This NPR report is distressing. It does not make me feel guilty for visiting Niagara Fall’s Marineland, with its captive cetaceans, but it does make me feel concerned for their fate.
Last year 4 million people visited SeaWorld’s theme parks, where the top shows feature orcas, also known as killer whales. For years, activists have charged that keeping orcas in captivity is harmful to the animals and risky for the trainers who work with them, a case that gained urgency in 2010 when Dawn Brancheau, a veteran orca trainer, was dragged into the water and killed by a whale at the SeaWorld Park in Orlando, Fla. When Brancheau died, there was some dispute as to whether the whale’s intent was aggressive and whose fault the incident was.
John Hargrove, who spent 14 years as an orca trainer, mostly at SeaWorld, says there was no doubt that the whale was aggressive. And the reason for whales’ aggression, he says, is that they’re held captive. Hargrove eventually became disillusioned with SeaWorld’s treatment of orcas and left the company.
“As I became higher-ranked, I saw the devastating effects of captivity on these whales and it just really became a moral and ethical issue,” Hargrove tells Fresh Air’s Dave Davies in an interview about the book. “When you first start to see it, you first try to say, ‘OK, well, I love these animals; I’m going to take care of them.’ … You think, ‘I can change things.’ And then all these things, of course, never improve and then you start … seeing mothers separated from their calves; you start seeing trainers being killed, and then they blame [the trainers] for their own deaths.”

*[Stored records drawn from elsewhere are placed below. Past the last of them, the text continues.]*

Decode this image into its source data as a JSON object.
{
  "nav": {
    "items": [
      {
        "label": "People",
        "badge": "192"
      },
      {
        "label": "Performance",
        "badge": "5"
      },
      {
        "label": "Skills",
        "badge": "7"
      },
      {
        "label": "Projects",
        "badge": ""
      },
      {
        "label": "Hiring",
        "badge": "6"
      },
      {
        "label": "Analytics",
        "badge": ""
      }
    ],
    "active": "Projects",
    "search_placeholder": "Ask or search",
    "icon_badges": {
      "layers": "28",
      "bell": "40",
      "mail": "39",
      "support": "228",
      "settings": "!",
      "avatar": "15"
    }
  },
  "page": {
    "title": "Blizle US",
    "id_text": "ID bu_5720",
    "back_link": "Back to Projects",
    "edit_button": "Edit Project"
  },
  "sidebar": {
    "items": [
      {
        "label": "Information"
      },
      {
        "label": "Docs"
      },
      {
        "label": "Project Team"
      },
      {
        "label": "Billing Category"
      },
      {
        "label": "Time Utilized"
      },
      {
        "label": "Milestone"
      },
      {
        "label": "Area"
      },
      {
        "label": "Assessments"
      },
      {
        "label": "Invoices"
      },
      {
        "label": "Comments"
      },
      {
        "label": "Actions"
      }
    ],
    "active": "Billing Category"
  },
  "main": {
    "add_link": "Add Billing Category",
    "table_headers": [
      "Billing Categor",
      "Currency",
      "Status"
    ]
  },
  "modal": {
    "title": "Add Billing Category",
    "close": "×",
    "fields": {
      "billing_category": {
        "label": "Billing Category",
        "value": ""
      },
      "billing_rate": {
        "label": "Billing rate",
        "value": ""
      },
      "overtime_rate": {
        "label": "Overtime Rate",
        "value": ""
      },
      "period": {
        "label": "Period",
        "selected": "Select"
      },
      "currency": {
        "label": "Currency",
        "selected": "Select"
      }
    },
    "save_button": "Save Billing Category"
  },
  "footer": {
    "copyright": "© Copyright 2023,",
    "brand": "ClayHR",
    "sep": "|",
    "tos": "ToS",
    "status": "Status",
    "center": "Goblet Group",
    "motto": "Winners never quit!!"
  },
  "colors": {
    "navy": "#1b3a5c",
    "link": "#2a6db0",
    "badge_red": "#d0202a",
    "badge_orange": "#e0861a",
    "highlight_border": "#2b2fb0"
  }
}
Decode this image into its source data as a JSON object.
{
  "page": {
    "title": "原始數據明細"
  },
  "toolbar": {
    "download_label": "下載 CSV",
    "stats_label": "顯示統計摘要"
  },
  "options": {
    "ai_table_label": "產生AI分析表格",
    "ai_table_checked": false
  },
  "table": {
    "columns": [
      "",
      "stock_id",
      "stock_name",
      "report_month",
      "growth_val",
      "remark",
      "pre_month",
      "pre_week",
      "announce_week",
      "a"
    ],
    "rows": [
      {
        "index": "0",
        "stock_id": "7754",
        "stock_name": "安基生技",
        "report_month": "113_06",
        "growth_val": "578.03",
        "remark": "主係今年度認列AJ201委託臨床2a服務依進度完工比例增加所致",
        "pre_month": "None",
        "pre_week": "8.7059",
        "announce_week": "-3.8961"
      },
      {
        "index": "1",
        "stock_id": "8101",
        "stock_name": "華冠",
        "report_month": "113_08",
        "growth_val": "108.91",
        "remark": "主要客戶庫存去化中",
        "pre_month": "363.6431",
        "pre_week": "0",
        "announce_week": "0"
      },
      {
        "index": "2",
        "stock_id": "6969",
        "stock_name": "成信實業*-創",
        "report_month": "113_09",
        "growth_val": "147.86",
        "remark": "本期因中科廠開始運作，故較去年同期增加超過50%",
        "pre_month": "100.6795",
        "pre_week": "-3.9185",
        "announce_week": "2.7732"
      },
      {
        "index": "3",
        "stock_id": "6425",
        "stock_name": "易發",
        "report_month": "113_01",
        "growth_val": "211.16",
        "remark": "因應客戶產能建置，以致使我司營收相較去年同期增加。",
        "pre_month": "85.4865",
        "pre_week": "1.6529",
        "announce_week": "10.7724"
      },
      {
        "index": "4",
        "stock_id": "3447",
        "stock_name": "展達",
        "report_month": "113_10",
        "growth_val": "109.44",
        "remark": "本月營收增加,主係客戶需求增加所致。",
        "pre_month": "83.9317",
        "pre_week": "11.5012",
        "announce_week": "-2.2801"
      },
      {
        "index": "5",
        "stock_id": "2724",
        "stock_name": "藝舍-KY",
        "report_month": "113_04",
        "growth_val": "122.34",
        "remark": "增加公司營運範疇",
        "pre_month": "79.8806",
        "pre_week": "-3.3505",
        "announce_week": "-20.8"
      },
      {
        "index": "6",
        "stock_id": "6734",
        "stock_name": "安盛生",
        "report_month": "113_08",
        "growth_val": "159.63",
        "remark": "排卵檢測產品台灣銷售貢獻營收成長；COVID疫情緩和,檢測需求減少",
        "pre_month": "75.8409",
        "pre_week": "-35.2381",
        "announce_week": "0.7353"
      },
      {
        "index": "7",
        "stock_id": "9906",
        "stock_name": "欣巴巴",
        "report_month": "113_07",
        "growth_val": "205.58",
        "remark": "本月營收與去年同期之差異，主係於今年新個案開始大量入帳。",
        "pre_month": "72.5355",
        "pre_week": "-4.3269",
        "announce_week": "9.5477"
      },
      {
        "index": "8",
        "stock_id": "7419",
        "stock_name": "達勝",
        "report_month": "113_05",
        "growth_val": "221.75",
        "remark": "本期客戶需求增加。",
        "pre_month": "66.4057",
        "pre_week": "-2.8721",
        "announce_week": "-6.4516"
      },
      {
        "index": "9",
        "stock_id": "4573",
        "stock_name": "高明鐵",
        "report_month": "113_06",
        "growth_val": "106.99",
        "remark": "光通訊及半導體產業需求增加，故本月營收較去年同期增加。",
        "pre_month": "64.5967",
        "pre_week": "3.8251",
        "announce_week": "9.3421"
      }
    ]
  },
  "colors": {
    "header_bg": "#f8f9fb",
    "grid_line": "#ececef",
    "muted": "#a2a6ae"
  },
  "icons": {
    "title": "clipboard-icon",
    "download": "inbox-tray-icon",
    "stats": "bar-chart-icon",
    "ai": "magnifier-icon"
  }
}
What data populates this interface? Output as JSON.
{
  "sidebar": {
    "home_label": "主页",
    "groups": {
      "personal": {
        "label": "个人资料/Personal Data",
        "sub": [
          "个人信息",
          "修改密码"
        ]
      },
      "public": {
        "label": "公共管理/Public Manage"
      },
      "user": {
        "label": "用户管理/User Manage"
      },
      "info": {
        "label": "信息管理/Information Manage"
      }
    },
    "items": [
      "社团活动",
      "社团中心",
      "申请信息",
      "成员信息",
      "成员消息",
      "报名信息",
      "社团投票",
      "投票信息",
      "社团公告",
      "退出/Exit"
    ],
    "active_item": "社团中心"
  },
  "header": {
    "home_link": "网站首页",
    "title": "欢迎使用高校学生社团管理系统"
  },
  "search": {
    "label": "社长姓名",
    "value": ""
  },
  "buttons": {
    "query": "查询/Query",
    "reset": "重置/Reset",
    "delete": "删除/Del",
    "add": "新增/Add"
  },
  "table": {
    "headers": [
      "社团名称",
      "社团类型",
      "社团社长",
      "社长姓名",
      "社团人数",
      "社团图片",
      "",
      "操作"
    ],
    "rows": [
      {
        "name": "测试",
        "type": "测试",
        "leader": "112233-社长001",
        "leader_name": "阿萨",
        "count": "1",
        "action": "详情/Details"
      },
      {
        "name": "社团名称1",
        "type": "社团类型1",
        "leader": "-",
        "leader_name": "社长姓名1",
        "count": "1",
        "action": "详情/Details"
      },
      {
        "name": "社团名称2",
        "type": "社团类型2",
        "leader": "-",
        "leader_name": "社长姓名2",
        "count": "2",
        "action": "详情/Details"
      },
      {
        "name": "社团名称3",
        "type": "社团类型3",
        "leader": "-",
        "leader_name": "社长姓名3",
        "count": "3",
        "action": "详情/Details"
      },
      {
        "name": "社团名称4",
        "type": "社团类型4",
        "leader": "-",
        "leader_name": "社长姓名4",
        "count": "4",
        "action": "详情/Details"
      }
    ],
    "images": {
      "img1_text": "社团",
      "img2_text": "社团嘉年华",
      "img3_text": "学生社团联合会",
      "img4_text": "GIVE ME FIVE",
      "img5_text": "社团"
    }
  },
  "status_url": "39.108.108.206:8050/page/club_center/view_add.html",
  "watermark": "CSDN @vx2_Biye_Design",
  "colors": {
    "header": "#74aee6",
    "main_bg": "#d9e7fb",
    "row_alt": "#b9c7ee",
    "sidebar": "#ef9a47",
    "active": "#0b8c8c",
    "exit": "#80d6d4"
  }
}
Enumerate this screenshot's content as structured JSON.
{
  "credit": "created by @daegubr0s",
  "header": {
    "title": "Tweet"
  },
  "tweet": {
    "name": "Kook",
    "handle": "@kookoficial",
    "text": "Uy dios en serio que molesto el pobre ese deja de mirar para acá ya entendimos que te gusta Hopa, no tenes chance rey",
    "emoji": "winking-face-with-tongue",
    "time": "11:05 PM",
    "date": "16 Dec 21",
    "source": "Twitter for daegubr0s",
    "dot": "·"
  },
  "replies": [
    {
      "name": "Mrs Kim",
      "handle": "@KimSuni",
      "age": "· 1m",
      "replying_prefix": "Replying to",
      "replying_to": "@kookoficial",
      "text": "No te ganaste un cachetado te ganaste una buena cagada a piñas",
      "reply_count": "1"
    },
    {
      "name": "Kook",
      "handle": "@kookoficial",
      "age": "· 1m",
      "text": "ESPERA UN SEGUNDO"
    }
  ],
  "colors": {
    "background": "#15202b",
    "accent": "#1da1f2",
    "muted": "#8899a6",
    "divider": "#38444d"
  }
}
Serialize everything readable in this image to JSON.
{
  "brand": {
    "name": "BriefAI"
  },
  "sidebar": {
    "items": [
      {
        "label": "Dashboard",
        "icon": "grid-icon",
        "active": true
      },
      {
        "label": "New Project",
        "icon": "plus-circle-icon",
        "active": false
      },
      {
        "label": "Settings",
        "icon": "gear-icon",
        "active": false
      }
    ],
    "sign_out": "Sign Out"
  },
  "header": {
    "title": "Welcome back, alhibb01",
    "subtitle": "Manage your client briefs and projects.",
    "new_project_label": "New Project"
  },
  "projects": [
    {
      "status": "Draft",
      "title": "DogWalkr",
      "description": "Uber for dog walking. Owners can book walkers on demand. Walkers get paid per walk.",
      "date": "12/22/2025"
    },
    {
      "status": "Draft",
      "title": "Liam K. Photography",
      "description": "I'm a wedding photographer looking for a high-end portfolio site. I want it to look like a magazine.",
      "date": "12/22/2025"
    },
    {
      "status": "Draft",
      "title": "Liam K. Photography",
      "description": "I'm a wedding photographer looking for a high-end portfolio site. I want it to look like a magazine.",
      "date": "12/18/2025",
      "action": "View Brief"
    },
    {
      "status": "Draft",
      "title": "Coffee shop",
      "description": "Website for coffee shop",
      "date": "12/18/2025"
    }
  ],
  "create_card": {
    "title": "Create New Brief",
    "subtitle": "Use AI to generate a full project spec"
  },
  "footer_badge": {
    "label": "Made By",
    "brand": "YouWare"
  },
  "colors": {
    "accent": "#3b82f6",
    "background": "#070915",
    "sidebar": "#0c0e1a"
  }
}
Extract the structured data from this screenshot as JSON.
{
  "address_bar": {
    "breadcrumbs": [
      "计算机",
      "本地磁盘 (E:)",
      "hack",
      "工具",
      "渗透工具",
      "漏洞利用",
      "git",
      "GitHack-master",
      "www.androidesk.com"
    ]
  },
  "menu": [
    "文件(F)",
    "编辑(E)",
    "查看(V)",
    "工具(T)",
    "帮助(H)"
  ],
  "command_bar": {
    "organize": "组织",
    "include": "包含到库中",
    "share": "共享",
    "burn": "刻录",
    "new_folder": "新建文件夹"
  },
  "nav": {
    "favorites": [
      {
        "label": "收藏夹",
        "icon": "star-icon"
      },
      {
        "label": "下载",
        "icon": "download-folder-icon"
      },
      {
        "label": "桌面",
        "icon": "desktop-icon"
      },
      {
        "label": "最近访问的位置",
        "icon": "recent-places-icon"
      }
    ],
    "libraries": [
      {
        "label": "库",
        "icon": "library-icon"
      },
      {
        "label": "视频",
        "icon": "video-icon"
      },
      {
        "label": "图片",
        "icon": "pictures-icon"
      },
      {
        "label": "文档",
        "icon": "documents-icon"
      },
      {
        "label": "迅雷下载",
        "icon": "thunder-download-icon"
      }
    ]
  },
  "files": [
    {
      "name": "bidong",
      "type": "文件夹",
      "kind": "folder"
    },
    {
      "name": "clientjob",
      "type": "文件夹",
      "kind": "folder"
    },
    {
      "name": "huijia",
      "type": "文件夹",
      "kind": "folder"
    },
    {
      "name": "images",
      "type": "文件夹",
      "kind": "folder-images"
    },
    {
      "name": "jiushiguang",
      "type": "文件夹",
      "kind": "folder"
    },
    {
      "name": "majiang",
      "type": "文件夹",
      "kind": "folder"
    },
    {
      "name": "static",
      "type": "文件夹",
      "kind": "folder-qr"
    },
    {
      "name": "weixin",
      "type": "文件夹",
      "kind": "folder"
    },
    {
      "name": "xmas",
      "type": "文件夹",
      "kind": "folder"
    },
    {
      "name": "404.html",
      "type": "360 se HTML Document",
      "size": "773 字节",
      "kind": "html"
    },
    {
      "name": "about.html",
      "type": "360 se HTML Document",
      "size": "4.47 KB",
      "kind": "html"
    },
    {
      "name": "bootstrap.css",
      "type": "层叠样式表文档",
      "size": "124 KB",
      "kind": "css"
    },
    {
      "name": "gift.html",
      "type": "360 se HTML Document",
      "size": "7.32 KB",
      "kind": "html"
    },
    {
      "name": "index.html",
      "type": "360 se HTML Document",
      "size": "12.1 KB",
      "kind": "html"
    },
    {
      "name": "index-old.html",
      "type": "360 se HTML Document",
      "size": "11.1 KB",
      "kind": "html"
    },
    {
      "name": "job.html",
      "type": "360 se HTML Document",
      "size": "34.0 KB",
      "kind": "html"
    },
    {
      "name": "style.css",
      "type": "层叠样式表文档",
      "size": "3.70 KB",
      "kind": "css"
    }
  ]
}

He said his “final straw” was when SeaWorld publicly testified that “they had no knowledge we had a dangerous job.”
The documentary Blackfish, released in 2013, covers Brancheau’s death and an incident two months earlier at a theme park in Spain when an orca killed a trainer named Alexis Martinez. The federal Occupational Safety and Health Administration investigated Brancheau’s death and concluded SeaWorld had exposed trainers to hazardous conditions; it fined the corporation. In its order, later upheld on appeal, OSHA also banned SeaWorld from permitting its personnel to enter the tanks to train and perform with orcas, a practice known as water work.